* [What is required]:
A verbatim copy of the full data, with no pictures, is the expected answer.
+++++
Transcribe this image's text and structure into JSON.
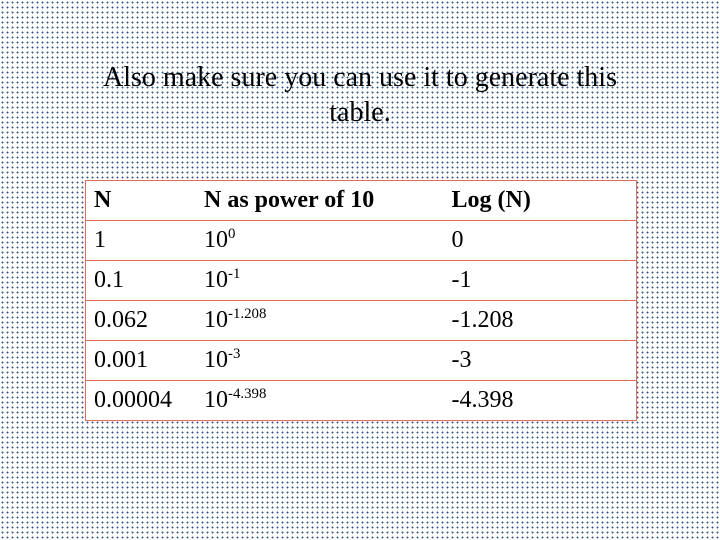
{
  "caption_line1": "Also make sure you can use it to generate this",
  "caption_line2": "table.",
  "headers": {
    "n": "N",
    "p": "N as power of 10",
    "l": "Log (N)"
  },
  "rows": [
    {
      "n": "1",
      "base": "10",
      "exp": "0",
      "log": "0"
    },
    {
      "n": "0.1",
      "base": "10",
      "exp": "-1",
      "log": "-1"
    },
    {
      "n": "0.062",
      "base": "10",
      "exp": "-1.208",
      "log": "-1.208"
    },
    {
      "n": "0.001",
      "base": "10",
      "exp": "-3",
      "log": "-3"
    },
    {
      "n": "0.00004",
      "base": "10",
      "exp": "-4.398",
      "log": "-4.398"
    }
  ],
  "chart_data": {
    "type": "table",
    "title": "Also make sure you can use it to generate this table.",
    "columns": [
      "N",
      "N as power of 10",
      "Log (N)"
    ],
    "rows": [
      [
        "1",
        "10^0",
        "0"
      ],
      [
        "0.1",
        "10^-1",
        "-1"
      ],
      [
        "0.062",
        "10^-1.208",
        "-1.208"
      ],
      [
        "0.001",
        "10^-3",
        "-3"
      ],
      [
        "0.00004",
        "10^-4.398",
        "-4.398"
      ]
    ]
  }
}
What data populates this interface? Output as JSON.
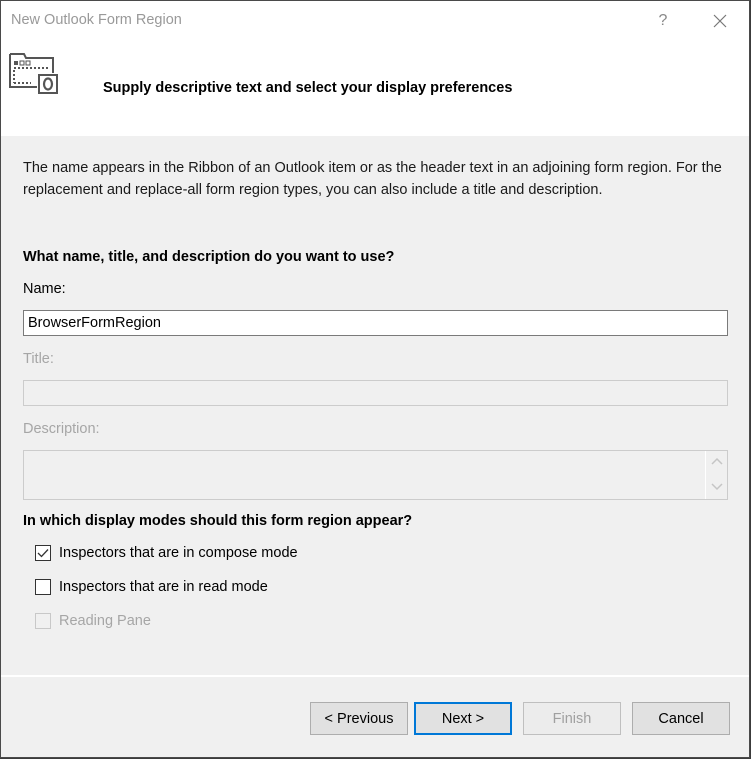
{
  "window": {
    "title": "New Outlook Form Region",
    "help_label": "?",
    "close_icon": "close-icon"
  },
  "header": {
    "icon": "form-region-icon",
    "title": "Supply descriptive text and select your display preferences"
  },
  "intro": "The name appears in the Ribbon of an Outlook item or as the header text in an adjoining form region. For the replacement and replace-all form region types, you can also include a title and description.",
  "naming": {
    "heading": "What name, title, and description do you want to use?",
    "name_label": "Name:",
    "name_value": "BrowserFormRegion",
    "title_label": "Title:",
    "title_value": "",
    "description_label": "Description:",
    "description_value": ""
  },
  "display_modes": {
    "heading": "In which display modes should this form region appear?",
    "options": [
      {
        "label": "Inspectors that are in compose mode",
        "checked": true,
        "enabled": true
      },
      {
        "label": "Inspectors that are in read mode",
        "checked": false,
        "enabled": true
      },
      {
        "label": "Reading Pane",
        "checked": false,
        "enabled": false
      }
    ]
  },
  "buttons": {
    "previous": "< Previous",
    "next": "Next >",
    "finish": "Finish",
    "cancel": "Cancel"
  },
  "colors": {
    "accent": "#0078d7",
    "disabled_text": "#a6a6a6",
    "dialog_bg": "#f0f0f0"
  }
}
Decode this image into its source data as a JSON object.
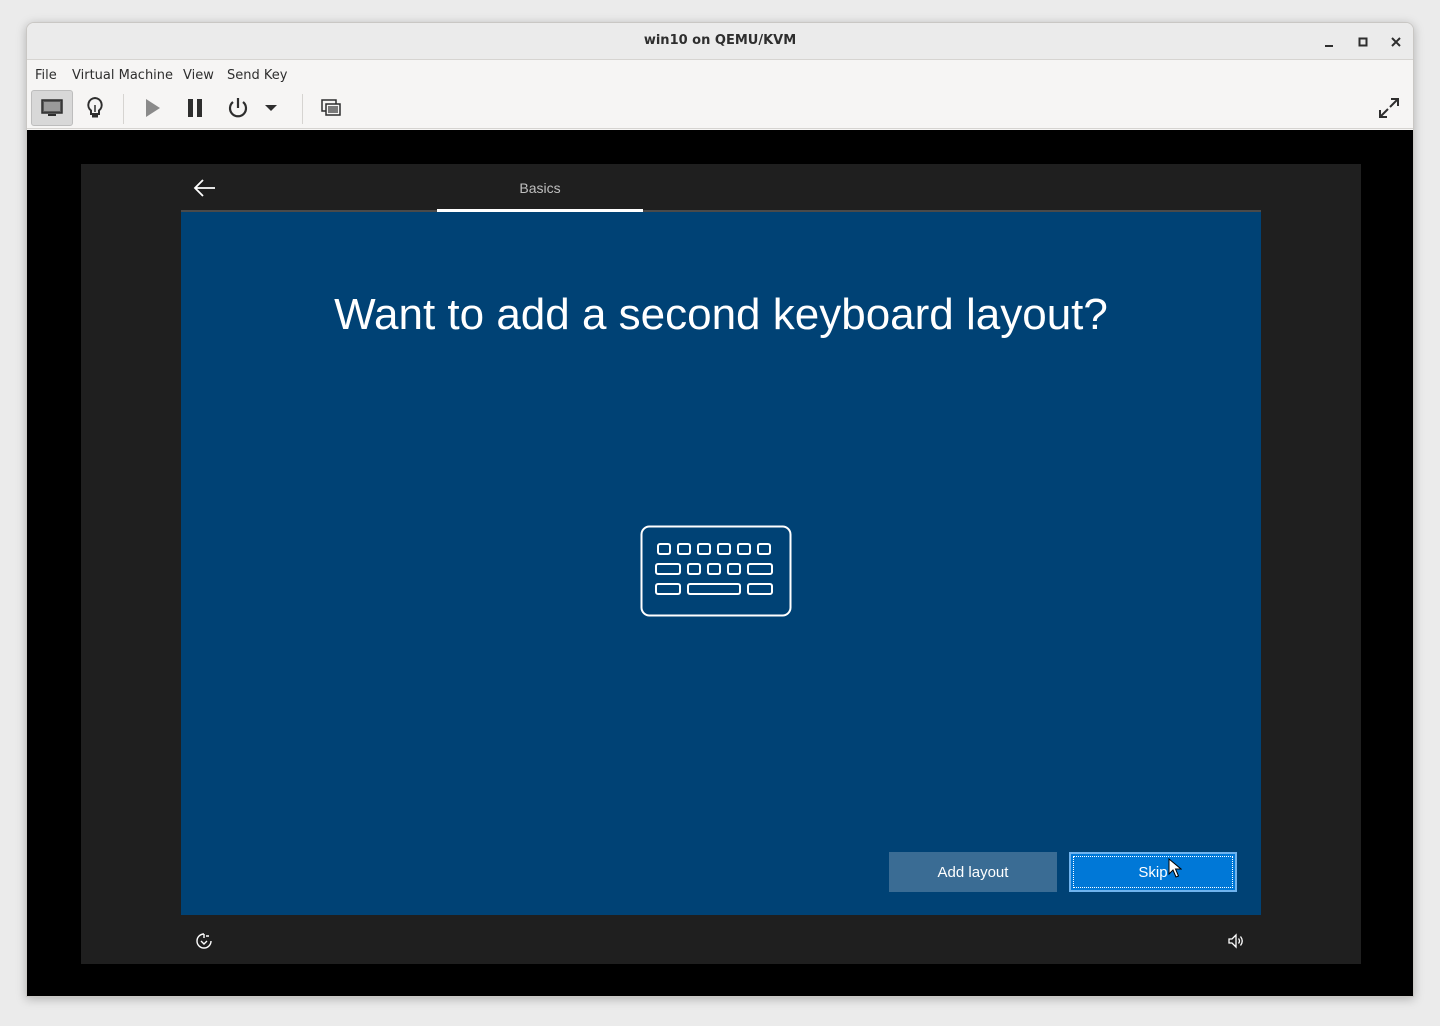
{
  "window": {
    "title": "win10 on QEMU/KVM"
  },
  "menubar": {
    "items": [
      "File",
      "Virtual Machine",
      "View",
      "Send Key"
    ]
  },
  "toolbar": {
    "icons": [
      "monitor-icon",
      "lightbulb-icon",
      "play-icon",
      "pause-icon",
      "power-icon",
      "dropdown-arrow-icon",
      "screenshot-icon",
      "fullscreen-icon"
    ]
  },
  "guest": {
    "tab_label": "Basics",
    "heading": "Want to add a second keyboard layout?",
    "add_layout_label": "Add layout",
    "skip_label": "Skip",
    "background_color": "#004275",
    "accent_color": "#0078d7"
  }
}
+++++
* [Response to this task]:
Transcribe this image's text and structure into JSON.
{
  "caption_line1": "Also make sure you can use it to generate this",
  "caption_line2": "table.",
  "headers": {
    "n": "N",
    "p": "N as power of 10",
    "l": "Log (N)"
  },
  "rows": [
    {
      "n": "1",
      "base": "10",
      "exp": "0",
      "log": "0"
    },
    {
      "n": "0.1",
      "base": "10",
      "exp": "-1",
      "log": "-1"
    },
    {
      "n": "0.062",
      "base": "10",
      "exp": "-1.208",
      "log": "-1.208"
    },
    {
      "n": "0.001",
      "base": "10",
      "exp": "-3",
      "log": "-3"
    },
    {
      "n": "0.00004",
      "base": "10",
      "exp": "-4.398",
      "log": "-4.398"
    }
  ],
  "chart_data": {
    "type": "table",
    "title": "Also make sure you can use it to generate this table.",
    "columns": [
      "N",
      "N as power of 10",
      "Log (N)"
    ],
    "rows": [
      [
        "1",
        "10^0",
        "0"
      ],
      [
        "0.1",
        "10^-1",
        "-1"
      ],
      [
        "0.062",
        "10^-1.208",
        "-1.208"
      ],
      [
        "0.001",
        "10^-3",
        "-3"
      ],
      [
        "0.00004",
        "10^-4.398",
        "-4.398"
      ]
    ]
  }
}
What data populates this interface? Output as JSON.
{
  "window": {
    "title": "New Outlook Form Region",
    "help_label": "?",
    "close_icon": "close-icon"
  },
  "header": {
    "icon": "form-region-icon",
    "title": "Supply descriptive text and select your display preferences"
  },
  "intro": "The name appears in the Ribbon of an Outlook item or as the header text in an adjoining form region. For the replacement and replace-all form region types, you can also include a title and description.",
  "naming": {
    "heading": "What name, title, and description do you want to use?",
    "name_label": "Name:",
    "name_value": "BrowserFormRegion",
    "title_label": "Title:",
    "title_value": "",
    "description_label": "Description:",
    "description_value": ""
  },
  "display_modes": {
    "heading": "In which display modes should this form region appear?",
    "options": [
      {
        "label": "Inspectors that are in compose mode",
        "checked": true,
        "enabled": true
      },
      {
        "label": "Inspectors that are in read mode",
        "checked": false,
        "enabled": true
      },
      {
        "label": "Reading Pane",
        "checked": false,
        "enabled": false
      }
    ]
  },
  "buttons": {
    "previous": "< Previous",
    "next": "Next >",
    "finish": "Finish",
    "cancel": "Cancel"
  },
  "colors": {
    "accent": "#0078d7",
    "disabled_text": "#a6a6a6",
    "dialog_bg": "#f0f0f0"
  }
}
Decode this image into its source data as a JSON object.
{
  "window": {
    "title": "win10 on QEMU/KVM"
  },
  "menubar": {
    "items": [
      "File",
      "Virtual Machine",
      "View",
      "Send Key"
    ]
  },
  "toolbar": {
    "icons": [
      "monitor-icon",
      "lightbulb-icon",
      "play-icon",
      "pause-icon",
      "power-icon",
      "dropdown-arrow-icon",
      "screenshot-icon",
      "fullscreen-icon"
    ]
  },
  "guest": {
    "tab_label": "Basics",
    "heading": "Want to add a second keyboard layout?",
    "add_layout_label": "Add layout",
    "skip_label": "Skip",
    "background_color": "#004275",
    "accent_color": "#0078d7"
  }
}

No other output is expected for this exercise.